Sorry about the lack of advance notice on this, but I forgot Obama was holding a press conference tonight. Some background info: George W. Bush held 19 “press conferences” in his first year, although most of them weren’t full-fledged White House-based conferences like tonight’s. Bush held only 4 of these latter type, with another one in Crawford, I believe, in his first year, but I’ll need to check this data.
First question out of the box is the stimulus bill. He shouldn’t be surprised.
Chip Reid raises the lack of bipartisanship in the stimulus debate. I hope Obama doesn’t really believe that gestures that don’t go beyond symbolism are going to change the culture of Washington. I think he might actually believe he can reach across the aisle with making real policy concessions.
Does Obama know this is a press conference? These are extraordinarily long and detailed answers. The worry is that he will lose his audience. We are almost 1/2 hour in and he’s taken 4 questions..doesn’t he know 24 is supposed to be on?
Three questions on the economy, one on foreign policy.
Two more economic questions. Finally – a question on Afghanistan but it deals with transparency. Nice response by Obama to acknowledge the recent deaths of US soldiers. Ironically, the response is almost word for word what Bush said regarding the most difficult part of being president.
This is an extraordinarily gentle set of questions so far. The honeymoon with the press is certainly not over. The sharpest questions seem to be oriented toward establishing some metric for determining whether the TARP payments, or the stimulus legislation (if it passes) is actually working. Otherwise a very docile group of journalists.
I think Joe Biden just got dissed!
A question about A-Roid and steroids….a complete waste of a press conference question. Obama looks relieved to get a fastball down the middle..
Ok, a sign of the times: a question from the HuffingtonPost on trials for the Bush advisers. Here’s a chance for Obama to mollify the netroots. Let’s see how he does…and he basically says he’s not interested in prosecuting Bush officials. Let’s see how the netroots react after the speech…
Back to the lack of bipartisanship… .to his credit (or perhaps not) he is persisting in claiming that he believes in the possibility of bipartisanship. He is either naive, or idealistic, or he knows something I don’t.
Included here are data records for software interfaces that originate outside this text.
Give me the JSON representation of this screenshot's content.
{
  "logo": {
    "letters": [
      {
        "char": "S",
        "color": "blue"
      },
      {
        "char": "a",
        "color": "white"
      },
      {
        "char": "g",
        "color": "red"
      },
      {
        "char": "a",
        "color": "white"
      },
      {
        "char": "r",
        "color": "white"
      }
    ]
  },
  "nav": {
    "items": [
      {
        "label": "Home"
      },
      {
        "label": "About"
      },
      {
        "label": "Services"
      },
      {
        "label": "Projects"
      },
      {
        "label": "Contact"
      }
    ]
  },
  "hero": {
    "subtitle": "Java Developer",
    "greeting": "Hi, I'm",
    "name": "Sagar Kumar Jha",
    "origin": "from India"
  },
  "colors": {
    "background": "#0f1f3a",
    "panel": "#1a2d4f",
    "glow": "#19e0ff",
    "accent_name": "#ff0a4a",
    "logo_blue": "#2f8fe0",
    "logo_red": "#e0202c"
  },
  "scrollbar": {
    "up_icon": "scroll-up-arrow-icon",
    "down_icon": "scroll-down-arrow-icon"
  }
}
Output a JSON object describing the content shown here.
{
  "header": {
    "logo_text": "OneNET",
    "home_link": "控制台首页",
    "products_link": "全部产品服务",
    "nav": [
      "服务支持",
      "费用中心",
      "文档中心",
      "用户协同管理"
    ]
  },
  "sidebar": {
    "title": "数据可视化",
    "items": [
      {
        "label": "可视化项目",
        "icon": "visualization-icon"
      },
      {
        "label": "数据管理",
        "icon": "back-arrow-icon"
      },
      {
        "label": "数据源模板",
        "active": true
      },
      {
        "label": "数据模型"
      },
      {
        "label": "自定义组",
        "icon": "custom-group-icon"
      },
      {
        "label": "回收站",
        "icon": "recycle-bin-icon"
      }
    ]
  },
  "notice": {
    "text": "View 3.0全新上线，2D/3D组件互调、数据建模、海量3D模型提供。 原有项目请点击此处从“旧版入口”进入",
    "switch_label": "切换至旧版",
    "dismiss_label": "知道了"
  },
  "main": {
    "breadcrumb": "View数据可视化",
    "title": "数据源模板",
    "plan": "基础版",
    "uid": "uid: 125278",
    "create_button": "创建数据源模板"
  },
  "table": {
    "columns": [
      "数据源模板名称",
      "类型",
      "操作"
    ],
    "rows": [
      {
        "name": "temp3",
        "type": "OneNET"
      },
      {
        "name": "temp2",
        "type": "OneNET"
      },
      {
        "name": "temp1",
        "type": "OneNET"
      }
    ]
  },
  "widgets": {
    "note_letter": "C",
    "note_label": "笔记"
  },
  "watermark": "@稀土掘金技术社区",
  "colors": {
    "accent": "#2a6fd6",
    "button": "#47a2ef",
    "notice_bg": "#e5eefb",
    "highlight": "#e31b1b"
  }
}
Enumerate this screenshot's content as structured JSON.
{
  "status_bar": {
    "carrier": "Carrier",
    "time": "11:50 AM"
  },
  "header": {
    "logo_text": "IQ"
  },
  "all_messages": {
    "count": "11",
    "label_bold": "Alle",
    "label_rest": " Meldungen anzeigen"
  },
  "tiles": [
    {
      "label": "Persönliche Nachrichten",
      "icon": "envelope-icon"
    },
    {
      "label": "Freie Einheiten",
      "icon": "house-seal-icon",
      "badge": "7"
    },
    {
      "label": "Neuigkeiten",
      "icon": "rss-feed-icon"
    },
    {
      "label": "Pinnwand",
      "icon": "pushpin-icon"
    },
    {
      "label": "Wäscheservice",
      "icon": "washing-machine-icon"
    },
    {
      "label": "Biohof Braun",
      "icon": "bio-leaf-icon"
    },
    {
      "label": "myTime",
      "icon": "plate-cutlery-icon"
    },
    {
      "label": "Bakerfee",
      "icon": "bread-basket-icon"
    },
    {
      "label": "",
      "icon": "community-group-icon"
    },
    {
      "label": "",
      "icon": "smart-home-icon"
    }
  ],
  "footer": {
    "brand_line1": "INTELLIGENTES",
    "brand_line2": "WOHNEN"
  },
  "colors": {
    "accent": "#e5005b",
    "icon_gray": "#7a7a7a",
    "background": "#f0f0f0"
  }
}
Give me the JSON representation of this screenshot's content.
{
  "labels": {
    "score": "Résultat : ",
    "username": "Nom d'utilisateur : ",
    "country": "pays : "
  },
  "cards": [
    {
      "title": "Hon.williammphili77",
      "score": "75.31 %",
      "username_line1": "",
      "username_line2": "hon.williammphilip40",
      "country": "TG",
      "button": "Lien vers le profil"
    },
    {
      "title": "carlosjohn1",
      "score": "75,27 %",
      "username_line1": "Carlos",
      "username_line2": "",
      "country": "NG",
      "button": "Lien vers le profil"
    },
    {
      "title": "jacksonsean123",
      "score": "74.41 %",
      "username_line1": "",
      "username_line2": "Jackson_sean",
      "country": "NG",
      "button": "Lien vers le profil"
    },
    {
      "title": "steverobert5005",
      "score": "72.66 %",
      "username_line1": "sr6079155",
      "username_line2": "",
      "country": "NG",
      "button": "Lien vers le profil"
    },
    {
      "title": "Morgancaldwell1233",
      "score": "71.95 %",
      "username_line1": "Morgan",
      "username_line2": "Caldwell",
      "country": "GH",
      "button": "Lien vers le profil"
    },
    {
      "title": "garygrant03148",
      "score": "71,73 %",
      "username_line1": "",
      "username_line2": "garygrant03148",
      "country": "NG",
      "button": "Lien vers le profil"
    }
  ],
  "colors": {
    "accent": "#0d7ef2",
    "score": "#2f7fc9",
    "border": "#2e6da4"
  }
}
It is somewhat troubling that he seems to believe that because economists say something is so, people should – in effect – ignore the politics involved. The reality is that politics will determine the shape of the stimulus bill, not economic theories. I’ve seen this before with the Clintons (particularly Hillary when she first entered the presidency and tried to pass health care) – smart people with legal training often overestimate their ability to sell policies on the basis of abstract reasoning. He will learn how important politics is to shaping the details of policy.
All in all, no damage done. It took him a while to cut his answers down to sound-bite size, but eventually he got there. It’s not as easy as it looks and eventually, if history is any guide, he will learn that these types of press conferences serve primarily as an opportunity for the media to play “gotcha” and he will gradually reduce his accessibility to the national press in these types of forums.
There were some interesting parallels with George W. Bush’s first press conference that I’ll develop in a longer discussion of press conferences tomorrow. But to refresh your memory, Bush held his first press conference on Feb. 22, but it was held in the afternoon (beginning at 2:40). He began the conference with an opening statement which included this:
“One of my missions has been to change the tone here in the Nation’s Capital to encourage civil discourse. I think we’re making pretty good progress. I want to thank the Democrats and the Republicans who have been coming up to the White House to hear me make my case. I appreciate their responsiveness. I just hope they vote for my agenda that I’ll be submitting next week in a budget address to the Congress.”
Eight years later we hear Bush’s successor promising to lead us down the same bipartisan garden path…
There were lots of other parallels between the two press conferences, including the Helen Thomas “weird question” of the day. What is striking is just how similar the topics under discussion were – not much has changed in eight years!
But I’m eager to hear your reactions….
Matt, I was impressed that he went to Elkhart and then came back to Washington and told America what he saw. He used this to justify the stimulus package.
Compare this to what Bush saw from 10,000 feet over New Orleans and how the country perceived his “knowledge and involvement in that problem.”
I also thought the question on steroid use in baseball was a waste of time; Mr. Obama would have done well to leave the question unanswered.